[Opening Provided entries section]

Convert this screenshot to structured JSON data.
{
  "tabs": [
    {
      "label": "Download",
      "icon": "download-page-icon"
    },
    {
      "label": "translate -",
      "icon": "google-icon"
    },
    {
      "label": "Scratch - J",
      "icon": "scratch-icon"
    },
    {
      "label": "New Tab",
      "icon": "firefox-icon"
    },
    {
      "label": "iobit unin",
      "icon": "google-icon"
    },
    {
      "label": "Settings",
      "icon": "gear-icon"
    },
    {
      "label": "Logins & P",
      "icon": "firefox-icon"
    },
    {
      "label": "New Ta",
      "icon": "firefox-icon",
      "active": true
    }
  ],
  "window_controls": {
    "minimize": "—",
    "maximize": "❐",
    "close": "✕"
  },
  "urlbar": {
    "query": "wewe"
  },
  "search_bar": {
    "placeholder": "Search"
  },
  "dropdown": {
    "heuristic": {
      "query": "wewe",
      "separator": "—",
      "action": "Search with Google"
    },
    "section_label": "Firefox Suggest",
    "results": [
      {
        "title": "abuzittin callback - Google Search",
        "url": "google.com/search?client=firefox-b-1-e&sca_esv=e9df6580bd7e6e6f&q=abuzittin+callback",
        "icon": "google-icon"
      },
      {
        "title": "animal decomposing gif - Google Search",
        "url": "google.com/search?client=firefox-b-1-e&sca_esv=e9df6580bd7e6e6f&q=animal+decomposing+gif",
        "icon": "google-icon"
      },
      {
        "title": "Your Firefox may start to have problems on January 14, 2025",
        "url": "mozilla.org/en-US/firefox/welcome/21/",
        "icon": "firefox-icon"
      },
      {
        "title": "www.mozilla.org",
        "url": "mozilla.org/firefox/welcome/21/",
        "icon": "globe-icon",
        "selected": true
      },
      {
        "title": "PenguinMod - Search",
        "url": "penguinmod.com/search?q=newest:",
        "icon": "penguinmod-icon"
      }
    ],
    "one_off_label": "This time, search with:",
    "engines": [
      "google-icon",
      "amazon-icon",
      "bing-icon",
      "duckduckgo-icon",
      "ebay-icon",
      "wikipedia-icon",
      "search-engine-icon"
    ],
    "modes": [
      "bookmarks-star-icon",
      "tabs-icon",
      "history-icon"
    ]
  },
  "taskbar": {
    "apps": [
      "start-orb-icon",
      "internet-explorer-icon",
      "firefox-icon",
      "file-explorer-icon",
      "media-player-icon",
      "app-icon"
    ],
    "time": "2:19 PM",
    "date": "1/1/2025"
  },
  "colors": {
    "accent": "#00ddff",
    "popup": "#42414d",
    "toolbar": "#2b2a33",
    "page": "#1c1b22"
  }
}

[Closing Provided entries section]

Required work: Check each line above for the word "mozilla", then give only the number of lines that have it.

Response area: 3